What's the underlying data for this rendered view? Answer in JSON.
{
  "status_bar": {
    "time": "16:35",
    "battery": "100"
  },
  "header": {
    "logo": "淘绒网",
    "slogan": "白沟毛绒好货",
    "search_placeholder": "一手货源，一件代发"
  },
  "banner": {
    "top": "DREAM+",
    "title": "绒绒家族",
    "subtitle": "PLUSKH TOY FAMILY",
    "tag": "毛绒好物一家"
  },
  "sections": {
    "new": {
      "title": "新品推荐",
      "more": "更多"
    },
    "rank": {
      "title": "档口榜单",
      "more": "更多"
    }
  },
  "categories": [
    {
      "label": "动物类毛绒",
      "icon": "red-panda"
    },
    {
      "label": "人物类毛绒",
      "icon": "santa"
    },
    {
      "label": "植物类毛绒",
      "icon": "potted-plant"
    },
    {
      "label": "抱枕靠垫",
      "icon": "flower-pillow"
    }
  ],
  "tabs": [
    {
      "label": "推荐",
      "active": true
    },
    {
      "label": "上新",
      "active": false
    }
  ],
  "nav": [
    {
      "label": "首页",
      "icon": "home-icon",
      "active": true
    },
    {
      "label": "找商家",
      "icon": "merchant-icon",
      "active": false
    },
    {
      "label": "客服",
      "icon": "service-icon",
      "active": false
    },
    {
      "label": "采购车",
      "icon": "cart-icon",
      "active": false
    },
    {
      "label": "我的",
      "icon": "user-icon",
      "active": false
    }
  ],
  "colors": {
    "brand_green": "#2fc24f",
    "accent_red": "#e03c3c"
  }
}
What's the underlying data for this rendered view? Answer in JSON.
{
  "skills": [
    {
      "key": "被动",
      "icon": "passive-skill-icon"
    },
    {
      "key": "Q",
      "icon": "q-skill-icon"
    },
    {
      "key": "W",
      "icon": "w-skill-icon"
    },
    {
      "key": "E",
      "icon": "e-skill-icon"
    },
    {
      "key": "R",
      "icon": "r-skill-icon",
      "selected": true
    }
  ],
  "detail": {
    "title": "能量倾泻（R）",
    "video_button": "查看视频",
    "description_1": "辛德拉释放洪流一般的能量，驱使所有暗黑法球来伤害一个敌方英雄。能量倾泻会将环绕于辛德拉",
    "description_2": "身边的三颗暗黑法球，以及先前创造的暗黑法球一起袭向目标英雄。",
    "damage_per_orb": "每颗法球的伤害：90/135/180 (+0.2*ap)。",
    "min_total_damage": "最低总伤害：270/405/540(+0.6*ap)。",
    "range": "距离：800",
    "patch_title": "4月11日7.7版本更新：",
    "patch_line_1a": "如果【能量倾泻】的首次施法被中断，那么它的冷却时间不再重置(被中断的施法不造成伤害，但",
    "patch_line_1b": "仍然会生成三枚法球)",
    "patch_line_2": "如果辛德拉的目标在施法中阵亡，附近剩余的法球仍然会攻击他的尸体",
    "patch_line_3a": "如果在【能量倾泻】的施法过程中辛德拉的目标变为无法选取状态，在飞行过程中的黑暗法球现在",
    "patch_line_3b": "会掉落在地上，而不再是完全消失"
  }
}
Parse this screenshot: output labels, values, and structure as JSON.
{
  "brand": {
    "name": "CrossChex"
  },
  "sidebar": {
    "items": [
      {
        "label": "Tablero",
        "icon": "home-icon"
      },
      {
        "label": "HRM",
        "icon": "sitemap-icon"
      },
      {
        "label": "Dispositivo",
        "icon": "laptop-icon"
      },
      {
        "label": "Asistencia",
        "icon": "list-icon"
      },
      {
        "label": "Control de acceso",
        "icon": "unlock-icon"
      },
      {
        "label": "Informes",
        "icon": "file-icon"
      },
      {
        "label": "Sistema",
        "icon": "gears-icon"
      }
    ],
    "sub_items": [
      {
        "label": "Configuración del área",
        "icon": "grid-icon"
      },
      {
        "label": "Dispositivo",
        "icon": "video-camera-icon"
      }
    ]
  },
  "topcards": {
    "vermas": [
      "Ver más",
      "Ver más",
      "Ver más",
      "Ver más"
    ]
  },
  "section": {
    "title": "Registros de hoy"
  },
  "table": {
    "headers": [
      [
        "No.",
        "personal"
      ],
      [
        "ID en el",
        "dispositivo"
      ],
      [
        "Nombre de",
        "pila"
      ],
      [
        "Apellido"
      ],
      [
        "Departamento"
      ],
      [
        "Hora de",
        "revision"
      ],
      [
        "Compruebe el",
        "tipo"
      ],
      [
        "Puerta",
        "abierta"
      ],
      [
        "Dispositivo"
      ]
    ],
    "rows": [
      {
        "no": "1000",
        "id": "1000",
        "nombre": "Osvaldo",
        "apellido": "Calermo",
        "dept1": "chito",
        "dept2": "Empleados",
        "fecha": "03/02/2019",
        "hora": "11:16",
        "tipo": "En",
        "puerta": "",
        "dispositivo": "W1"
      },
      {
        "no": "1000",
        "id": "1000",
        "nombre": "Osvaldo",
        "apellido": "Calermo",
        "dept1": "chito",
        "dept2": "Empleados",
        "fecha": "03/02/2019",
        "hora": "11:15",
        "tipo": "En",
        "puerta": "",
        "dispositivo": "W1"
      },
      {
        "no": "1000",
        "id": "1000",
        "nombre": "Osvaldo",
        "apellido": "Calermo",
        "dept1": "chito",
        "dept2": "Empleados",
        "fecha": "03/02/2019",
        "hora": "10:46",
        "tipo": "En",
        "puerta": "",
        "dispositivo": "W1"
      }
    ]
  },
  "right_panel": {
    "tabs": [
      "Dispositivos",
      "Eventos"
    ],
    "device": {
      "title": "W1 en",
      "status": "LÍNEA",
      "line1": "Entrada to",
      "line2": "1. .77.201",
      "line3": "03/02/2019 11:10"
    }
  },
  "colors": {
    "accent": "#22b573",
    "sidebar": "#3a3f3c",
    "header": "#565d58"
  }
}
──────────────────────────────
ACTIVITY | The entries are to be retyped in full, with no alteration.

WRITTEN ANSWER |
What's the underlying data for this rendered view? Answer in JSON.
{
  "status_bar": {
    "time": "16:35",
    "battery": "100"
  },
  "header": {
    "logo": "淘绒网",
    "slogan": "白沟毛绒好货",
    "search_placeholder": "一手货源，一件代发"
  },
  "banner": {
    "top": "DREAM+",
    "title": "绒绒家族",
    "subtitle": "PLUSKH TOY FAMILY",
    "tag": "毛绒好物一家"
  },
  "sections": {
    "new": {
      "title": "新品推荐",
      "more": "更多"
    },
    "rank": {
      "title": "档口榜单",
      "more": "更多"
    }
  },
  "categories": [
    {
      "label": "动物类毛绒",
      "icon": "red-panda"
    },
    {
      "label": "人物类毛绒",
      "icon": "santa"
    },
    {
      "label": "植物类毛绒",
      "icon": "potted-plant"
    },
    {
      "label": "抱枕靠垫",
      "icon": "flower-pillow"
    }
  ],
  "tabs": [
    {
      "label": "推荐",
      "active": true
    },
    {
      "label": "上新",
      "active": false
    }
  ],
  "nav": [
    {
      "label": "首页",
      "icon": "home-icon",
      "active": true
    },
    {
      "label": "找商家",
      "icon": "merchant-icon",
      "active": false
    },
    {
      "label": "客服",
      "icon": "service-icon",
      "active": false
    },
    {
      "label": "采购车",
      "icon": "cart-icon",
      "active": false
    },
    {
      "label": "我的",
      "icon": "user-icon",
      "active": false
    }
  ],
  "colors": {
    "brand_green": "#2fc24f",
    "accent_red": "#e03c3c"
  }
}
What's the underlying data for this rendered view? Answer in JSON.
{
  "skills": [
    {
      "key": "被动",
      "icon": "passive-skill-icon"
    },
    {
      "key": "Q",
      "icon": "q-skill-icon"
    },
    {
      "key": "W",
      "icon": "w-skill-icon"
    },
    {
      "key": "E",
      "icon": "e-skill-icon"
    },
    {
      "key": "R",
      "icon": "r-skill-icon",
      "selected": true
    }
  ],
  "detail": {
    "title": "能量倾泻（R）",
    "video_button": "查看视频",
    "description_1": "辛德拉释放洪流一般的能量，驱使所有暗黑法球来伤害一个敌方英雄。能量倾泻会将环绕于辛德拉",
    "description_2": "身边的三颗暗黑法球，以及先前创造的暗黑法球一起袭向目标英雄。",
    "damage_per_orb": "每颗法球的伤害：90/135/180 (+0.2*ap)。",
    "min_total_damage": "最低总伤害：270/405/540(+0.6*ap)。",
    "range": "距离：800",
    "patch_title": "4月11日7.7版本更新：",
    "patch_line_1a": "如果【能量倾泻】的首次施法被中断，那么它的冷却时间不再重置(被中断的施法不造成伤害，但",
    "patch_line_1b": "仍然会生成三枚法球)",
    "patch_line_2": "如果辛德拉的目标在施法中阵亡，附近剩余的法球仍然会攻击他的尸体",
    "patch_line_3a": "如果在【能量倾泻】的施法过程中辛德拉的目标变为无法选取状态，在飞行过程中的黑暗法球现在",
    "patch_line_3b": "会掉落在地上，而不再是完全消失"
  }
}
Parse this screenshot: output labels, values, and structure as JSON.
{
  "brand": {
    "name": "CrossChex"
  },
  "sidebar": {
    "items": [
      {
        "label": "Tablero",
        "icon": "home-icon"
      },
      {
        "label": "HRM",
        "icon": "sitemap-icon"
      },
      {
        "label": "Dispositivo",
        "icon": "laptop-icon"
      },
      {
        "label": "Asistencia",
        "icon": "list-icon"
      },
      {
        "label": "Control de acceso",
        "icon": "unlock-icon"
      },
      {
        "label": "Informes",
        "icon": "file-icon"
      },
      {
        "label": "Sistema",
        "icon": "gears-icon"
      }
    ],
    "sub_items": [
      {
        "label": "Configuración del área",
        "icon": "grid-icon"
      },
      {
        "label": "Dispositivo",
        "icon": "video-camera-icon"
      }
    ]
  },
  "topcards": {
    "vermas": [
      "Ver más",
      "Ver más",
      "Ver más",
      "Ver más"
    ]
  },
  "section": {
    "title": "Registros de hoy"
  },
  "table": {
    "headers": [
      [
        "No.",
        "personal"
      ],
      [
        "ID en el",
        "dispositivo"
      ],
      [
        "Nombre de",
        "pila"
      ],
      [
        "Apellido"
      ],
      [
        "Departamento"
      ],
      [
        "Hora de",
        "revision"
      ],
      [
        "Compruebe el",
        "tipo"
      ],
      [
        "Puerta",
        "abierta"
      ],
      [
        "Dispositivo"
      ]
    ],
    "rows": [
      {
        "no": "1000",
        "id": "1000",
        "nombre": "Osvaldo",
        "apellido": "Calermo",
        "dept1": "chito",
        "dept2": "Empleados",
        "fecha": "03/02/2019",
        "hora": "11:16",
        "tipo": "En",
        "puerta": "",
        "dispositivo": "W1"
      },
      {
        "no": "1000",
        "id": "1000",
        "nombre": "Osvaldo",
        "apellido": "Calermo",
        "dept1": "chito",
        "dept2": "Empleados",
        "fecha": "03/02/2019",
        "hora": "11:15",
        "tipo": "En",
        "puerta": "",
        "dispositivo": "W1"
      },
      {
        "no": "1000",
        "id": "1000",
        "nombre": "Osvaldo",
        "apellido": "Calermo",
        "dept1": "chito",
        "dept2": "Empleados",
        "fecha": "03/02/2019",
        "hora": "10:46",
        "tipo": "En",
        "puerta": "",
        "dispositivo": "W1"
      }
    ]
  },
  "right_panel": {
    "tabs": [
      "Dispositivos",
      "Eventos"
    ],
    "device": {
      "title": "W1 en",
      "status": "LÍNEA",
      "line1": "Entrada to",
      "line2": "1. .77.201",
      "line3": "03/02/2019 11:10"
    }
  },
  "colors": {
    "accent": "#22b573",
    "sidebar": "#3a3f3c",
    "header": "#565d58"
  }
}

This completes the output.